Check each line below for the word "kind" and give the number of lines that have it, nothing more.
--- START ---
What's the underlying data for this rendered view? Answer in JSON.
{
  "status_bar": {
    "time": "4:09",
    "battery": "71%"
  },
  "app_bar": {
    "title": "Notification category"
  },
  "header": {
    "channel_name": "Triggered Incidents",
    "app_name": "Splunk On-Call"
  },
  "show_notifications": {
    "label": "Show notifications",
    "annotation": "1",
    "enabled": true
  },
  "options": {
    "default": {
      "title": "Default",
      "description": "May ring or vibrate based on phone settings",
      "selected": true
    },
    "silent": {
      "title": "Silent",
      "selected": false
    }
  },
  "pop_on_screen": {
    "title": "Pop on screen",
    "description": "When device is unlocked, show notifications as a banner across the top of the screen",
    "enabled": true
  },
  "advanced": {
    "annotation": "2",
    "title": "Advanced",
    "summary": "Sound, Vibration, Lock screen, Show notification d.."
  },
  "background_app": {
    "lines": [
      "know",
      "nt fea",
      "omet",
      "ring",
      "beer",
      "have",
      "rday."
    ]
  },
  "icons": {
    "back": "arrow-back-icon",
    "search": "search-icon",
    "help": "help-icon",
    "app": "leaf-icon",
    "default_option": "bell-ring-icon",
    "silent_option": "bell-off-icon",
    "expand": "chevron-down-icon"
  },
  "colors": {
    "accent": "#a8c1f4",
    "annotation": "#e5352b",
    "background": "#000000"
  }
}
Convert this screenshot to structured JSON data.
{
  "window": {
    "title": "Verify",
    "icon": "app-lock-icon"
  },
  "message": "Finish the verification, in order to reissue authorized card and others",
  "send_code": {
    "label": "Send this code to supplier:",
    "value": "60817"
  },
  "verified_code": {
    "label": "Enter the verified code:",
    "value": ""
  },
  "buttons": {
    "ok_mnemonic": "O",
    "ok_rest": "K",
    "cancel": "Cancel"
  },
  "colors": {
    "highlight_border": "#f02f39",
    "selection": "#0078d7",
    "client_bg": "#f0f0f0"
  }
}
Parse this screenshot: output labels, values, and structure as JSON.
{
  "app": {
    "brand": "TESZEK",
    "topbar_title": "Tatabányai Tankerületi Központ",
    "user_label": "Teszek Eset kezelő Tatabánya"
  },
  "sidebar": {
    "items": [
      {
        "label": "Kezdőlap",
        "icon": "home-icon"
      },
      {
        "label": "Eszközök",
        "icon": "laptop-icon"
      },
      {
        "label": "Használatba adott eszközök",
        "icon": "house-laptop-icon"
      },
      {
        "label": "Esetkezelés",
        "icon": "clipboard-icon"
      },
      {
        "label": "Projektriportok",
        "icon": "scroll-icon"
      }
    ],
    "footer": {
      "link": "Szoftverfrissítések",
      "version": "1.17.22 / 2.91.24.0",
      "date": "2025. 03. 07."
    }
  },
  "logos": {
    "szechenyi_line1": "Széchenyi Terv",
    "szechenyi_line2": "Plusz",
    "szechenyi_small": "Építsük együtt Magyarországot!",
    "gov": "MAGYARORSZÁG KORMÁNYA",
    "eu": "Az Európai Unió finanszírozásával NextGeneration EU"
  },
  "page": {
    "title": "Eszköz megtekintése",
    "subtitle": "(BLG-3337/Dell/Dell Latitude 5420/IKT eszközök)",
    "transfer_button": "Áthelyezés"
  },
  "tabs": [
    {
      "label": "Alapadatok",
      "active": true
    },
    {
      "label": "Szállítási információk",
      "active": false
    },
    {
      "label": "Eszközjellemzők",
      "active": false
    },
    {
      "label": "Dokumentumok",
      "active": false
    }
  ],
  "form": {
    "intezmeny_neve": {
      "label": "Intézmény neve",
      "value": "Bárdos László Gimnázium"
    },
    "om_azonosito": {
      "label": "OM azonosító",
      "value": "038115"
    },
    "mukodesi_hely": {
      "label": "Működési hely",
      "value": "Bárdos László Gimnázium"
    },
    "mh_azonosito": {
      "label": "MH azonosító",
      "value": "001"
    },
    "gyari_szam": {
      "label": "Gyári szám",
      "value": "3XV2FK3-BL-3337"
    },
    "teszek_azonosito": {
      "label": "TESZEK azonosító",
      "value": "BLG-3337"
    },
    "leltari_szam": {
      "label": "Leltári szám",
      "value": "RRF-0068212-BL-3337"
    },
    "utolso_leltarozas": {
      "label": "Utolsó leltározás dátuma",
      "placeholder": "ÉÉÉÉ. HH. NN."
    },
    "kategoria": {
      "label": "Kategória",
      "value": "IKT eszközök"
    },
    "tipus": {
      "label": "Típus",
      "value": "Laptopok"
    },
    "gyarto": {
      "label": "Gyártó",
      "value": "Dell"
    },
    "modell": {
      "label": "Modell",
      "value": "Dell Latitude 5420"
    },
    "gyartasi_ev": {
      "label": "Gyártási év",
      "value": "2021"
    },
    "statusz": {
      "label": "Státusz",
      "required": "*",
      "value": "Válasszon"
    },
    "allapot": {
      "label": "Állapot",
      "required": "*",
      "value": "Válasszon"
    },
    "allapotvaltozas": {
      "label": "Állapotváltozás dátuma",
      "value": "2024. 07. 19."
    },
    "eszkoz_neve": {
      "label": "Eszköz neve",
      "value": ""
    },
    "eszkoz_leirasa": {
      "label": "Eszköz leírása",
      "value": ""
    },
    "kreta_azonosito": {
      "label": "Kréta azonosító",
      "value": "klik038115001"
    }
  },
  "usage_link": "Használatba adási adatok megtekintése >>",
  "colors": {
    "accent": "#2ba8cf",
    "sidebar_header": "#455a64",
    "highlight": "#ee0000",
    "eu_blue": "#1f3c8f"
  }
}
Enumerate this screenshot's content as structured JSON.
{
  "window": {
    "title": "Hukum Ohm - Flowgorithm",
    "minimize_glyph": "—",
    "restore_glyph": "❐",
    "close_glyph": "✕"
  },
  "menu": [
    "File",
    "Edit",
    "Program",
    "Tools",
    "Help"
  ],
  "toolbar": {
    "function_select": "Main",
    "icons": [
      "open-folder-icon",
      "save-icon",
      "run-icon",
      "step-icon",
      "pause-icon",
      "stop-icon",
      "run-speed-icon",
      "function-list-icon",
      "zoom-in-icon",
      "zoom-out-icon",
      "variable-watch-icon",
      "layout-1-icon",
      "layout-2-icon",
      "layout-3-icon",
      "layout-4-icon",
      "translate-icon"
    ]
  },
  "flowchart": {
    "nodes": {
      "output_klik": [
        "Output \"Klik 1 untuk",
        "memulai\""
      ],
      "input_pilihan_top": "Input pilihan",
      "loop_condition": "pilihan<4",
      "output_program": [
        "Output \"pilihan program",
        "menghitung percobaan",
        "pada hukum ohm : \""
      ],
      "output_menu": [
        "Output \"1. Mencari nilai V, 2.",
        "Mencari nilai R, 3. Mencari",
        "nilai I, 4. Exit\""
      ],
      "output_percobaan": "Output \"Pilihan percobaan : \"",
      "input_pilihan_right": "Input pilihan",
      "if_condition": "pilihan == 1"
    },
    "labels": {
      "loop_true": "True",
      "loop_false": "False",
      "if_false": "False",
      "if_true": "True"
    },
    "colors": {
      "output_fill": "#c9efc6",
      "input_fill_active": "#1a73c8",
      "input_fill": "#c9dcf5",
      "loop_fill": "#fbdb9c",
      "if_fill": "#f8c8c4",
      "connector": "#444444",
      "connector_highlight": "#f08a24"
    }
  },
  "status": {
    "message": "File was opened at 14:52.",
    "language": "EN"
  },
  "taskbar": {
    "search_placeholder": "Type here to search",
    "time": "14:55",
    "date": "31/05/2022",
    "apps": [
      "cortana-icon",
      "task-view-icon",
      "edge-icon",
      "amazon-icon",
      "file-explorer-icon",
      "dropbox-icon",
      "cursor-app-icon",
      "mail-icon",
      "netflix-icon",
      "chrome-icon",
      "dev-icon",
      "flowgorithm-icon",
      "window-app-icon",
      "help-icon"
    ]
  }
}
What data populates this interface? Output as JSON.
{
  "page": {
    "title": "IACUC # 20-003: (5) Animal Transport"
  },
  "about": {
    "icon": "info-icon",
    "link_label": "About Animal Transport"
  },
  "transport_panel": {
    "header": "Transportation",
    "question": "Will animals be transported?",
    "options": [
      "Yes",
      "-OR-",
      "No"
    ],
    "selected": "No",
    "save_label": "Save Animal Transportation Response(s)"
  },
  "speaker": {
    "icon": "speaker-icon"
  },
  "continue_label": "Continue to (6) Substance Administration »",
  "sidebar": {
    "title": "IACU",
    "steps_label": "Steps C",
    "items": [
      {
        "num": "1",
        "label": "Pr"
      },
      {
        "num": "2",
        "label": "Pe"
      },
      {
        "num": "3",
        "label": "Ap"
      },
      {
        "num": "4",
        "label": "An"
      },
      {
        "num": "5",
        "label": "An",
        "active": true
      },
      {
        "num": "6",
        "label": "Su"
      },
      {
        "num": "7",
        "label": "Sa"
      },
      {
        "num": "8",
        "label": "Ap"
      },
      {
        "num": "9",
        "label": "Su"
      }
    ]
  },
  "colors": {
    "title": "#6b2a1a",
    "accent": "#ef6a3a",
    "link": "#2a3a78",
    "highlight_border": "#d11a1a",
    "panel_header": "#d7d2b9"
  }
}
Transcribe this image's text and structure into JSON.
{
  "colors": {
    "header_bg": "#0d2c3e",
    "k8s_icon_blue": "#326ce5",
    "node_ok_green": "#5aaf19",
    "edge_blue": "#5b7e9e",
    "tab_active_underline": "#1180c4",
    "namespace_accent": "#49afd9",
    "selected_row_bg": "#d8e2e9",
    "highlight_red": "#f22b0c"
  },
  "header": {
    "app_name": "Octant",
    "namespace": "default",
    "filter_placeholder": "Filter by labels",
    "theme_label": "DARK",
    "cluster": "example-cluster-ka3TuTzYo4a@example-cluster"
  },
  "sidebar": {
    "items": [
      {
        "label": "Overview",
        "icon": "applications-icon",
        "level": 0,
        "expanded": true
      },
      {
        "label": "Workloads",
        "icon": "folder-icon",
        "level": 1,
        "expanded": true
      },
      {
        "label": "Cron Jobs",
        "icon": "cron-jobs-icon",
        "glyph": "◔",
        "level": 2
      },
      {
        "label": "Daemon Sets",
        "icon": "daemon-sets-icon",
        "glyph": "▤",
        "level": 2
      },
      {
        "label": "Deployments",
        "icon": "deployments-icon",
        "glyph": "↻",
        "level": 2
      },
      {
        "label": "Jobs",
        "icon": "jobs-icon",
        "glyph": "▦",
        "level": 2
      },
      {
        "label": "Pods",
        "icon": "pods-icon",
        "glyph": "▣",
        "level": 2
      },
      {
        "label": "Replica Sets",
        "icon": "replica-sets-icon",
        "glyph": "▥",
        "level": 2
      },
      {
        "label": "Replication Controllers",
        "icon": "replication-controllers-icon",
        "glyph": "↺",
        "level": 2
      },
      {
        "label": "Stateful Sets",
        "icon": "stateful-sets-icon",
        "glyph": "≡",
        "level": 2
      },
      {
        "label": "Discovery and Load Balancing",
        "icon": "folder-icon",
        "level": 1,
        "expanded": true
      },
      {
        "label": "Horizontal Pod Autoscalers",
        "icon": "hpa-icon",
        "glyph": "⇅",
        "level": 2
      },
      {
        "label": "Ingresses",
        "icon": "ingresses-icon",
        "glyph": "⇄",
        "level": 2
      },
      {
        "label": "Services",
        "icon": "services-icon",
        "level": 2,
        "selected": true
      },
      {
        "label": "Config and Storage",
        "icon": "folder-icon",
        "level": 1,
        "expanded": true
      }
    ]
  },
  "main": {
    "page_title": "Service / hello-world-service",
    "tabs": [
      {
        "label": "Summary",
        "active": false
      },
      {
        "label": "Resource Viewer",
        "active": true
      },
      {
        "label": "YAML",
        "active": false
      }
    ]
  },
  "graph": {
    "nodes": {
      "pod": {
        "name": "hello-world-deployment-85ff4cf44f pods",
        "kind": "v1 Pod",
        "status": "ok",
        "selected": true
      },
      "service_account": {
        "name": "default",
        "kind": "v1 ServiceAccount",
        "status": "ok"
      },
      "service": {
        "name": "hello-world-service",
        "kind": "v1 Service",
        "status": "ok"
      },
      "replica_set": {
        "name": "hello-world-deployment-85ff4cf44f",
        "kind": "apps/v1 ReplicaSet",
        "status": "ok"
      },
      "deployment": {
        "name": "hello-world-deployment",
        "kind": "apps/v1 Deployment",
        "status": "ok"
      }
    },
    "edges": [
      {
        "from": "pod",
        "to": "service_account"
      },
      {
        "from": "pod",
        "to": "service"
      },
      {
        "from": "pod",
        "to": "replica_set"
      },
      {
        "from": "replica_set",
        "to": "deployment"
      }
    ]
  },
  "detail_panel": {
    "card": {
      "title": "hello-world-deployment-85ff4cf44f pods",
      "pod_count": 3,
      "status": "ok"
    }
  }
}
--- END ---
[The answer]:
5